_PROBLEM DETAILS_
Go through the data below and copy each line that includes "here".

[Recorded data]
□ □ □
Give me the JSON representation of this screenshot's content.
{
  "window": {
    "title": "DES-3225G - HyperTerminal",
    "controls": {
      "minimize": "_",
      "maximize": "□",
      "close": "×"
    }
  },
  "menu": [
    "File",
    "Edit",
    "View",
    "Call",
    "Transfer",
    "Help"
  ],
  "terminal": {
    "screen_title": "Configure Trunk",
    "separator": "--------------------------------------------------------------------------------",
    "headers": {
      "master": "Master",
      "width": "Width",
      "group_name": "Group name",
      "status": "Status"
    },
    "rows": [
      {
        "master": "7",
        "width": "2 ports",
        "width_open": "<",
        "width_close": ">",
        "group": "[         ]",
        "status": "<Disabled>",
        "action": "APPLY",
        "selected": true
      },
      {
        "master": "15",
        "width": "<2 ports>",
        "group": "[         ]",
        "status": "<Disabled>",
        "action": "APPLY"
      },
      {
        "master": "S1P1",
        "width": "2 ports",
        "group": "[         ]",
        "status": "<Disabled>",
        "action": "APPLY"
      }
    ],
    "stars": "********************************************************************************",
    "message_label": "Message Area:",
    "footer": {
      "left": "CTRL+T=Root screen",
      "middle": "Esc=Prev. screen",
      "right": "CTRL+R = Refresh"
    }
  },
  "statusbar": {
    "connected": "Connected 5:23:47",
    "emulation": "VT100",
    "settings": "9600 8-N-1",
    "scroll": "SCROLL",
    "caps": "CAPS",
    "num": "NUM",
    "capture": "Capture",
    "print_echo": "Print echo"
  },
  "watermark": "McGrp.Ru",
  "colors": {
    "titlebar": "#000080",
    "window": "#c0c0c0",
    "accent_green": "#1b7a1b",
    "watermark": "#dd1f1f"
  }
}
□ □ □
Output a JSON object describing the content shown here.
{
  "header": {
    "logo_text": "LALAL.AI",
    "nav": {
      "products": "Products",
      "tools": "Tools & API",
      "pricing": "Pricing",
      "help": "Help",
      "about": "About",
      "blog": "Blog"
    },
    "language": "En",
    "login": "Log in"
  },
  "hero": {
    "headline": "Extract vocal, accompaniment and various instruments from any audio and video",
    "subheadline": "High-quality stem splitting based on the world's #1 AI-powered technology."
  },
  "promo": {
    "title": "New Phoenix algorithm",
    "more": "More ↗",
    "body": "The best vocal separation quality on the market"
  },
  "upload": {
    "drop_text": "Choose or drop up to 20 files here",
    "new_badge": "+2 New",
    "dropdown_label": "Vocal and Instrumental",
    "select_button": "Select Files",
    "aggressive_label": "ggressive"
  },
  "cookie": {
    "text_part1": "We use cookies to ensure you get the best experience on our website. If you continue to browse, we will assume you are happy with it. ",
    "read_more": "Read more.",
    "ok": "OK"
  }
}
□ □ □
_SOLUTION TO THE EXERCISE_
Output a JSON object describing the content shown here.
    "drop_text": "Choose or drop up to 20 files here",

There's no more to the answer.